Work required >> The records below must be duplicated exactly, character for character.

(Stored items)
►
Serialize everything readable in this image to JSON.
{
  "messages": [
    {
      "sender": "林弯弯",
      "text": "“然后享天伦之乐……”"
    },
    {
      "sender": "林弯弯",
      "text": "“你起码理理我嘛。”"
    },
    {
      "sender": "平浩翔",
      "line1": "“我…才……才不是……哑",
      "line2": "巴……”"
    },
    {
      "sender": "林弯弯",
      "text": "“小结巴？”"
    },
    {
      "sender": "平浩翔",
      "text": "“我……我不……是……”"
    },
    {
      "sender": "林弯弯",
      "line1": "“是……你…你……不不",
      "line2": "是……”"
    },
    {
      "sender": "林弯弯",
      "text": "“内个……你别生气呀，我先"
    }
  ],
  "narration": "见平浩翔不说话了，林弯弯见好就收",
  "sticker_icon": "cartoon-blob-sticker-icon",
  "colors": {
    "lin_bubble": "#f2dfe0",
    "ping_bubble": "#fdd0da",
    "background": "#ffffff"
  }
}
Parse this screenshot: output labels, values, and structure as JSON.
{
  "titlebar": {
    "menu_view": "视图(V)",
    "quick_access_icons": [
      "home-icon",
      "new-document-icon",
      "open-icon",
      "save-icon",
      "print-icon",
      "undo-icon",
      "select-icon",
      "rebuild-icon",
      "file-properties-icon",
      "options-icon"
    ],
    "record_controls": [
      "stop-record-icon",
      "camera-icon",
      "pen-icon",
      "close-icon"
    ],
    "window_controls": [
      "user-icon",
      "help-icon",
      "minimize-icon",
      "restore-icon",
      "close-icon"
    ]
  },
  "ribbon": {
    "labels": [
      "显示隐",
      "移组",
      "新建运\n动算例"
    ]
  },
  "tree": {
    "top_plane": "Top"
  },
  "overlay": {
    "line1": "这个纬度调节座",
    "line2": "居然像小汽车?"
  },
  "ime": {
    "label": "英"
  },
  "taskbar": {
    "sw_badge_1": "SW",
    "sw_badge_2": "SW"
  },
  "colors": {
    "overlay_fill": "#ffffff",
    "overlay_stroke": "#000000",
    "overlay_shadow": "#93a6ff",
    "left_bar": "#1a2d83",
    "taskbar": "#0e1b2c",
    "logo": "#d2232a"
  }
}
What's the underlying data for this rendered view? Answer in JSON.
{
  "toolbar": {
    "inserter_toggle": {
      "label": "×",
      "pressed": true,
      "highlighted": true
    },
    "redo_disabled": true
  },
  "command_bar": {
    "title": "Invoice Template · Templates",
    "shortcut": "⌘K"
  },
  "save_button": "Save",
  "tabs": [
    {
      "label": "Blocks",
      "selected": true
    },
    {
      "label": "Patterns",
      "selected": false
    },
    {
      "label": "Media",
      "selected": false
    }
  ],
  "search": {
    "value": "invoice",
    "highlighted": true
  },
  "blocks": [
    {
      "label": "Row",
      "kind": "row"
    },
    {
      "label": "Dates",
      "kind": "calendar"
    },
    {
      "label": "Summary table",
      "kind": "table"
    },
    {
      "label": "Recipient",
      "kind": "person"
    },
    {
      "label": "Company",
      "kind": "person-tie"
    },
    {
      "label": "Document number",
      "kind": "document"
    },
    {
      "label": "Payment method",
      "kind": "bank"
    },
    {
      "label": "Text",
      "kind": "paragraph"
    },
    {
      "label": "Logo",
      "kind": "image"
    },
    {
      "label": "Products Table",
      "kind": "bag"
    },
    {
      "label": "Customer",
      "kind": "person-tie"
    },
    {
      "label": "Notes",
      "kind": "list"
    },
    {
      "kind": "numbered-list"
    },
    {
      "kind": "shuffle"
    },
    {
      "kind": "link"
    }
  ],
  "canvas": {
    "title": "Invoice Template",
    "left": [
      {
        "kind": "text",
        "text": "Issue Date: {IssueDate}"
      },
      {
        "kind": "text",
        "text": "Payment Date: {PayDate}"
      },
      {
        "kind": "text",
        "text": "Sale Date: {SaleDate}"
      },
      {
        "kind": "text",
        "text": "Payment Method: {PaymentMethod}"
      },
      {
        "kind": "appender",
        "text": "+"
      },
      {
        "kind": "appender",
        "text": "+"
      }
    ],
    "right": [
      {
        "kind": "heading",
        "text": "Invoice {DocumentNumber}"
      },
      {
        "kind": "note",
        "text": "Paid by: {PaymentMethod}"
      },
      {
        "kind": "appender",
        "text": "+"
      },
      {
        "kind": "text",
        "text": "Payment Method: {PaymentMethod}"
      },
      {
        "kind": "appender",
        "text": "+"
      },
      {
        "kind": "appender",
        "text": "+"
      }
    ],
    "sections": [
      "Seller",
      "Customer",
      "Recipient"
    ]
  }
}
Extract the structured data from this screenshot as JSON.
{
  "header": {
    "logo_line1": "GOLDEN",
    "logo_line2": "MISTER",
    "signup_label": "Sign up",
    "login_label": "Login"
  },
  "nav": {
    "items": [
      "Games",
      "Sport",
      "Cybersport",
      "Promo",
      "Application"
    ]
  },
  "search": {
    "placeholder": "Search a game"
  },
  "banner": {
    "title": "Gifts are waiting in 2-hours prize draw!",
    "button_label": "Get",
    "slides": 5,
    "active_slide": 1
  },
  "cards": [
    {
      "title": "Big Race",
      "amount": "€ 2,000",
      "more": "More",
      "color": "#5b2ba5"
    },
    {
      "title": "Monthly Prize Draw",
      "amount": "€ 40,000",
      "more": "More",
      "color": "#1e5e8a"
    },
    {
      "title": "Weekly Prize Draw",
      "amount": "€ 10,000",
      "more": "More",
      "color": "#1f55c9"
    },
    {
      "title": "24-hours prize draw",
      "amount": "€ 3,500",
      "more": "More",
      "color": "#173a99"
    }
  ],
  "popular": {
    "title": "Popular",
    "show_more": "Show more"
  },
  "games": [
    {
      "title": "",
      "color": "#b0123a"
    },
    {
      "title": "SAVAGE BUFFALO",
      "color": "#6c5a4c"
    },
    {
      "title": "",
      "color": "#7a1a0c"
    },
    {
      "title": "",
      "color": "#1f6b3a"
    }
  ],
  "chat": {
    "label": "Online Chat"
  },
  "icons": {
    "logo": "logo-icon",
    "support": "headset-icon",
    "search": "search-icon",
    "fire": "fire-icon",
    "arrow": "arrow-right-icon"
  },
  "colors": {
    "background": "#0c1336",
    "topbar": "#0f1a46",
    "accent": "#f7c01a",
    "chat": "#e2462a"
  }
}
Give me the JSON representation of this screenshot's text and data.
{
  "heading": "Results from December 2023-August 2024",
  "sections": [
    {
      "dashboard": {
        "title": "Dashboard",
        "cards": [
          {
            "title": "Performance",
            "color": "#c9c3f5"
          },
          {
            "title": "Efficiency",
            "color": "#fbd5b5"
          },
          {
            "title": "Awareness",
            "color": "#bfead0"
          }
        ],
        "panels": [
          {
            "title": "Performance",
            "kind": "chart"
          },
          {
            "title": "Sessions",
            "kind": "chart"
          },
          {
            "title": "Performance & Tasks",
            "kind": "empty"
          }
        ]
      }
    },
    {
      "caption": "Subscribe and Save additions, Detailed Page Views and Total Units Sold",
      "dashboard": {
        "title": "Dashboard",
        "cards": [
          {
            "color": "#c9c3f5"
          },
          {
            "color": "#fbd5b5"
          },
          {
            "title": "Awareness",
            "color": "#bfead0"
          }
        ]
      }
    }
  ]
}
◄
Task result >>
Serialize everything readable in this image to JSON.
{
  "messages": [
    {
      "sender": "林弯弯",
      "text": "“然后享天伦之乐……”"
    },
    {
      "sender": "林弯弯",
      "text": "“你起码理理我嘛。”"
    },
    {
      "sender": "平浩翔",
      "line1": "“我…才……才不是……哑",
      "line2": "巴……”"
    },
    {
      "sender": "林弯弯",
      "text": "“小结巴？”"
    },
    {
      "sender": "平浩翔",
      "text": "“我……我不……是……”"
    },
    {
      "sender": "林弯弯",
      "line1": "“是……你…你……不不",
      "line2": "是……”"
    },
    {
      "sender": "林弯弯",
      "text": "“内个……你别生气呀，我先"
    }
  ],
  "narration": "见平浩翔不说话了，林弯弯见好就收",
  "sticker_icon": "cartoon-blob-sticker-icon",
  "colors": {
    "lin_bubble": "#f2dfe0",
    "ping_bubble": "#fdd0da",
    "background": "#ffffff"
  }
}
Parse this screenshot: output labels, values, and structure as JSON.
{
  "titlebar": {
    "menu_view": "视图(V)",
    "quick_access_icons": [
      "home-icon",
      "new-document-icon",
      "open-icon",
      "save-icon",
      "print-icon",
      "undo-icon",
      "select-icon",
      "rebuild-icon",
      "file-properties-icon",
      "options-icon"
    ],
    "record_controls": [
      "stop-record-icon",
      "camera-icon",
      "pen-icon",
      "close-icon"
    ],
    "window_controls": [
      "user-icon",
      "help-icon",
      "minimize-icon",
      "restore-icon",
      "close-icon"
    ]
  },
  "ribbon": {
    "labels": [
      "显示隐",
      "移组",
      "新建运\n动算例"
    ]
  },
  "tree": {
    "top_plane": "Top"
  },
  "overlay": {
    "line1": "这个纬度调节座",
    "line2": "居然像小汽车?"
  },
  "ime": {
    "label": "英"
  },
  "taskbar": {
    "sw_badge_1": "SW",
    "sw_badge_2": "SW"
  },
  "colors": {
    "overlay_fill": "#ffffff",
    "overlay_stroke": "#000000",
    "overlay_shadow": "#93a6ff",
    "left_bar": "#1a2d83",
    "taskbar": "#0e1b2c",
    "logo": "#d2232a"
  }
}
What's the underlying data for this rendered view? Answer in JSON.
{
  "toolbar": {
    "inserter_toggle": {
      "label": "×",
      "pressed": true,
      "highlighted": true
    },
    "redo_disabled": true
  },
  "command_bar": {
    "title": "Invoice Template · Templates",
    "shortcut": "⌘K"
  },
  "save_button": "Save",
  "tabs": [
    {
      "label": "Blocks",
      "selected": true
    },
    {
      "label": "Patterns",
      "selected": false
    },
    {
      "label": "Media",
      "selected": false
    }
  ],
  "search": {
    "value": "invoice",
    "highlighted": true
  },
  "blocks": [
    {
      "label": "Row",
      "kind": "row"
    },
    {
      "label": "Dates",
      "kind": "calendar"
    },
    {
      "label": "Summary table",
      "kind": "table"
    },
    {
      "label": "Recipient",
      "kind": "person"
    },
    {
      "label": "Company",
      "kind": "person-tie"
    },
    {
      "label": "Document number",
      "kind": "document"
    },
    {
      "label": "Payment method",
      "kind": "bank"
    },
    {
      "label": "Text",
      "kind": "paragraph"
    },
    {
      "label": "Logo",
      "kind": "image"
    },
    {
      "label": "Products Table",
      "kind": "bag"
    },
    {
      "label": "Customer",
      "kind": "person-tie"
    },
    {
      "label": "Notes",
      "kind": "list"
    },
    {
      "kind": "numbered-list"
    },
    {
      "kind": "shuffle"
    },
    {
      "kind": "link"
    }
  ],
  "canvas": {
    "title": "Invoice Template",
    "left": [
      {
        "kind": "text",
        "text": "Issue Date: {IssueDate}"
      },
      {
        "kind": "text",
        "text": "Payment Date: {PayDate}"
      },
      {
        "kind": "text",
        "text": "Sale Date: {SaleDate}"
      },
      {
        "kind": "text",
        "text": "Payment Method: {PaymentMethod}"
      },
      {
        "kind": "appender",
        "text": "+"
      },
      {
        "kind": "appender",
        "text": "+"
      }
    ],
    "right": [
      {
        "kind": "heading",
        "text": "Invoice {DocumentNumber}"
      },
      {
        "kind": "note",
        "text": "Paid by: {PaymentMethod}"
      },
      {
        "kind": "appender",
        "text": "+"
      },
      {
        "kind": "text",
        "text": "Payment Method: {PaymentMethod}"
      },
      {
        "kind": "appender",
        "text": "+"
      },
      {
        "kind": "appender",
        "text": "+"
      }
    ],
    "sections": [
      "Seller",
      "Customer",
      "Recipient"
    ]
  }
}
Extract the structured data from this screenshot as JSON.
{
  "header": {
    "logo_line1": "GOLDEN",
    "logo_line2": "MISTER",
    "signup_label": "Sign up",
    "login_label": "Login"
  },
  "nav": {
    "items": [
      "Games",
      "Sport",
      "Cybersport",
      "Promo",
      "Application"
    ]
  },
  "search": {
    "placeholder": "Search a game"
  },
  "banner": {
    "title": "Gifts are waiting in 2-hours prize draw!",
    "button_label": "Get",
    "slides": 5,
    "active_slide": 1
  },
  "cards": [
    {
      "title": "Big Race",
      "amount": "€ 2,000",
      "more": "More",
      "color": "#5b2ba5"
    },
    {
      "title": "Monthly Prize Draw",
      "amount": "€ 40,000",
      "more": "More",
      "color": "#1e5e8a"
    },
    {
      "title": "Weekly Prize Draw",
      "amount": "€ 10,000",
      "more": "More",
      "color": "#1f55c9"
    },
    {
      "title": "24-hours prize draw",
      "amount": "€ 3,500",
      "more": "More",
      "color": "#173a99"
    }
  ],
  "popular": {
    "title": "Popular",
    "show_more": "Show more"
  },
  "games": [
    {
      "title": "",
      "color": "#b0123a"
    },
    {
      "title": "SAVAGE BUFFALO",
      "color": "#6c5a4c"
    },
    {
      "title": "",
      "color": "#7a1a0c"
    },
    {
      "title": "",
      "color": "#1f6b3a"
    }
  ],
  "chat": {
    "label": "Online Chat"
  },
  "icons": {
    "logo": "logo-icon",
    "support": "headset-icon",
    "search": "search-icon",
    "fire": "fire-icon",
    "arrow": "arrow-right-icon"
  },
  "colors": {
    "background": "#0c1336",
    "topbar": "#0f1a46",
    "accent": "#f7c01a",
    "chat": "#e2462a"
  }
}
Give me the JSON representation of this screenshot's text and data.
{
  "heading": "Results from December 2023-August 2024",
  "sections": [
    {
      "dashboard": {
        "title": "Dashboard",
        "cards": [
          {
            "title": "Performance",
            "color": "#c9c3f5"
          },
          {
            "title": "Efficiency",
            "color": "#fbd5b5"
          },
          {
            "title": "Awareness",
            "color": "#bfead0"
          }
        ],
        "panels": [
          {
            "title": "Performance",
            "kind": "chart"
          },
          {
            "title": "Sessions",
            "kind": "chart"
          },
          {
            "title": "Performance & Tasks",
            "kind": "empty"
          }
        ]
      }
    },
    {
      "caption": "Subscribe and Save additions, Detailed Page Views and Total Units Sold",
      "dashboard": {
        "title": "Dashboard",
        "cards": [
          {
            "color": "#c9c3f5"
          },
          {
            "color": "#fbd5b5"
          },
          {
            "title": "Awareness",
            "color": "#bfead0"
          }
        ]
      }
    }
  ]
}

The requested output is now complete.